Given data =>
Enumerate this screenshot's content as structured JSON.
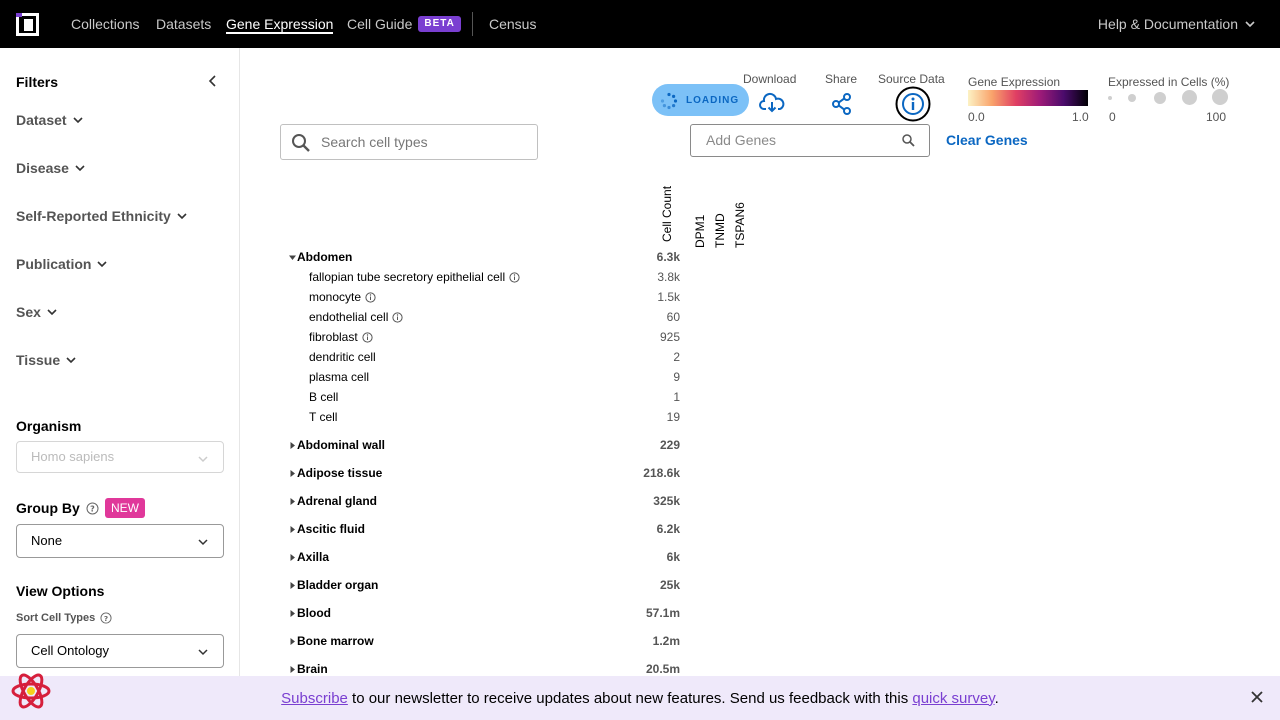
{
  "nav": {
    "items": [
      "Collections",
      "Datasets",
      "Gene Expression",
      "Cell Guide",
      "Census"
    ],
    "beta_label": "BETA",
    "help_label": "Help & Documentation"
  },
  "sidebar": {
    "filters_title": "Filters",
    "filters": [
      "Dataset",
      "Disease",
      "Self-Reported Ethnicity",
      "Publication",
      "Sex",
      "Tissue"
    ],
    "organism_title": "Organism",
    "organism_value": "Homo sapiens",
    "group_by_title": "Group By",
    "new_badge": "NEW",
    "group_by_value": "None",
    "view_options_title": "View Options",
    "sort_label": "Sort Cell Types",
    "sort_value": "Cell Ontology"
  },
  "toolbar": {
    "loading_label": "LOADING",
    "download_label": "Download",
    "share_label": "Share",
    "source_label": "Source Data",
    "gene_expression_label": "Gene Expression",
    "ge_min": "0.0",
    "ge_max": "1.0",
    "expressed_label": "Expressed in Cells (%)",
    "ex_min": "0",
    "ex_max": "100"
  },
  "search": {
    "placeholder": "Search cell types"
  },
  "genes": {
    "placeholder": "Add Genes",
    "clear_label": "Clear Genes",
    "column_header": "Cell Count",
    "list": [
      "DPM1",
      "TNMD",
      "TSPAN6"
    ]
  },
  "tissues": [
    {
      "name": "Abdomen",
      "count": "6.3k",
      "expanded": true,
      "cells": [
        {
          "name": "fallopian tube secretory epithelial cell",
          "count": "3.8k",
          "info": true
        },
        {
          "name": "monocyte",
          "count": "1.5k",
          "info": true
        },
        {
          "name": "endothelial cell",
          "count": "60",
          "info": true
        },
        {
          "name": "fibroblast",
          "count": "925",
          "info": true
        },
        {
          "name": "dendritic cell",
          "count": "2",
          "info": false
        },
        {
          "name": "plasma cell",
          "count": "9",
          "info": false
        },
        {
          "name": "B cell",
          "count": "1",
          "info": false
        },
        {
          "name": "T cell",
          "count": "19",
          "info": false
        }
      ]
    },
    {
      "name": "Abdominal wall",
      "count": "229"
    },
    {
      "name": "Adipose tissue",
      "count": "218.6k"
    },
    {
      "name": "Adrenal gland",
      "count": "325k"
    },
    {
      "name": "Ascitic fluid",
      "count": "6.2k"
    },
    {
      "name": "Axilla",
      "count": "6k"
    },
    {
      "name": "Bladder organ",
      "count": "25k"
    },
    {
      "name": "Blood",
      "count": "57.1m"
    },
    {
      "name": "Bone marrow",
      "count": "1.2m"
    },
    {
      "name": "Brain",
      "count": "20.5m"
    }
  ],
  "banner": {
    "subscribe_link": "Subscribe",
    "text": " to our newsletter to receive updates about new features. Send us feedback with this ",
    "survey_link": "quick survey",
    "end": "."
  },
  "colors": {
    "nav_bg": "#000000",
    "accent_blue": "#0b67c2",
    "beta_purple": "#7a3fd1",
    "new_pink": "#e0389a",
    "banner_bg": "#efe9fa"
  }
}
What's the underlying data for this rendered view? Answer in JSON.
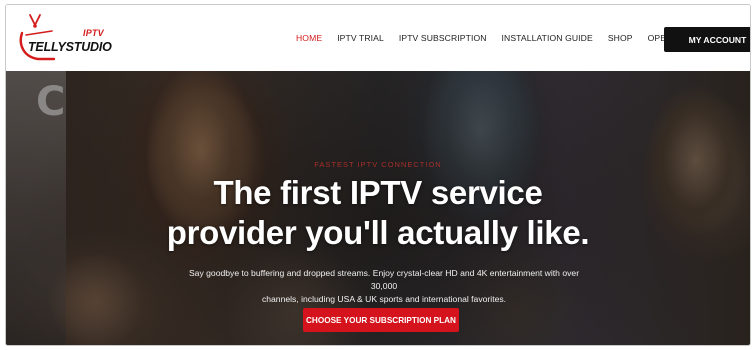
{
  "brand": {
    "tag": "IPTV",
    "name": "TELLYSTUDIO",
    "accent_color": "#d41c1c",
    "logo_icon": "tv-antenna-icon"
  },
  "nav": {
    "items": [
      {
        "label": "HOME",
        "active": true
      },
      {
        "label": "IPTV TRIAL",
        "active": false
      },
      {
        "label": "IPTV SUBSCRIPTION",
        "active": false
      },
      {
        "label": "INSTALLATION GUIDE",
        "active": false
      },
      {
        "label": "SHOP",
        "active": false
      },
      {
        "label": "OPEN DISPUTE",
        "active": false
      }
    ],
    "account_button": "MY ACCOUNT"
  },
  "hero": {
    "eyebrow": "FASTEST IPTV CONNECTION",
    "headline_line1": "The first IPTV service",
    "headline_line2": "provider you'll actually like.",
    "subtext_line1": "Say goodbye to buffering and dropped streams. Enjoy crystal-clear HD and 4K entertainment with over 30,000",
    "subtext_line2": "channels, including USA & UK sports and international favorites.",
    "cta_label": "CHOOSE YOUR SUBSCRIPTION PLAN",
    "cta_color": "#d4131c"
  }
}
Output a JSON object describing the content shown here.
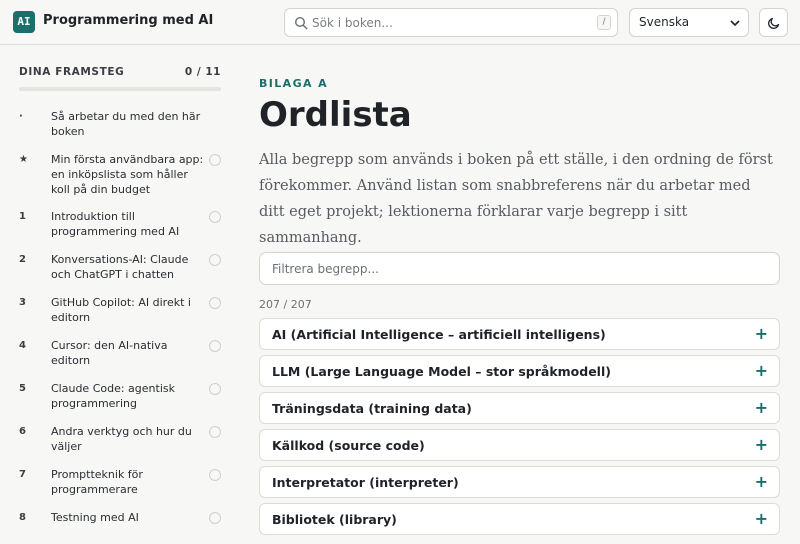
{
  "header": {
    "logo_text": "AI",
    "title": "Programmering med AI",
    "search_placeholder": "Sök i boken...",
    "search_shortcut": "/",
    "language_selected": "Svenska"
  },
  "sidebar": {
    "progress_label": "DINA FRAMSTEG",
    "progress_count": "0 / 11",
    "progress_fraction": 0,
    "items": [
      {
        "num": "·",
        "label": "Så arbetar du med den här boken",
        "has_check": false
      },
      {
        "num": "★",
        "label": "Min första användbara app: en inköpslista som håller koll på din budget",
        "has_check": true
      },
      {
        "num": "1",
        "label": "Introduktion till programmering med AI",
        "has_check": true
      },
      {
        "num": "2",
        "label": "Konversations-AI: Claude och ChatGPT i chatten",
        "has_check": true
      },
      {
        "num": "3",
        "label": "GitHub Copilot: AI direkt i editorn",
        "has_check": true
      },
      {
        "num": "4",
        "label": "Cursor: den AI-nativa editorn",
        "has_check": true
      },
      {
        "num": "5",
        "label": "Claude Code: agentisk programmering",
        "has_check": true
      },
      {
        "num": "6",
        "label": "Andra verktyg och hur du väljer",
        "has_check": true
      },
      {
        "num": "7",
        "label": "Promptteknik för programmerare",
        "has_check": true
      },
      {
        "num": "8",
        "label": "Testning med AI",
        "has_check": true
      }
    ]
  },
  "main": {
    "eyebrow": "BILAGA A",
    "title": "Ordlista",
    "intro": "Alla begrepp som används i boken på ett ställe, i den ordning de först förekommer. Använd listan som snabbreferens när du arbetar med ditt eget projekt; lektionerna förklarar varje begrepp i sitt sammanhang.",
    "filter_placeholder": "Filtrera begrepp...",
    "count": "207 / 207",
    "terms": [
      "AI (Artificial Intelligence – artificiell intelligens)",
      "LLM (Large Language Model – stor språkmodell)",
      "Träningsdata (training data)",
      "Källkod (source code)",
      "Interpretator (interpreter)",
      "Bibliotek (library)"
    ],
    "expand_symbol": "+"
  },
  "colors": {
    "accent": "#1b6f6a",
    "background": "#f7f7f5",
    "text": "#1f2328"
  },
  "icons": {
    "search": "search-icon",
    "theme": "moon-icon",
    "select": "chevron-down-icon"
  }
}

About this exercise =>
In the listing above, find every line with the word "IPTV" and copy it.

Completed exercise =>
    "tag": "IPTV",
        "label": "IPTV TRIAL",
        "label": "IPTV SUBSCRIPTION",
    "eyebrow": "FASTEST IPTV CONNECTION",
    "headline_line1": "The first IPTV service",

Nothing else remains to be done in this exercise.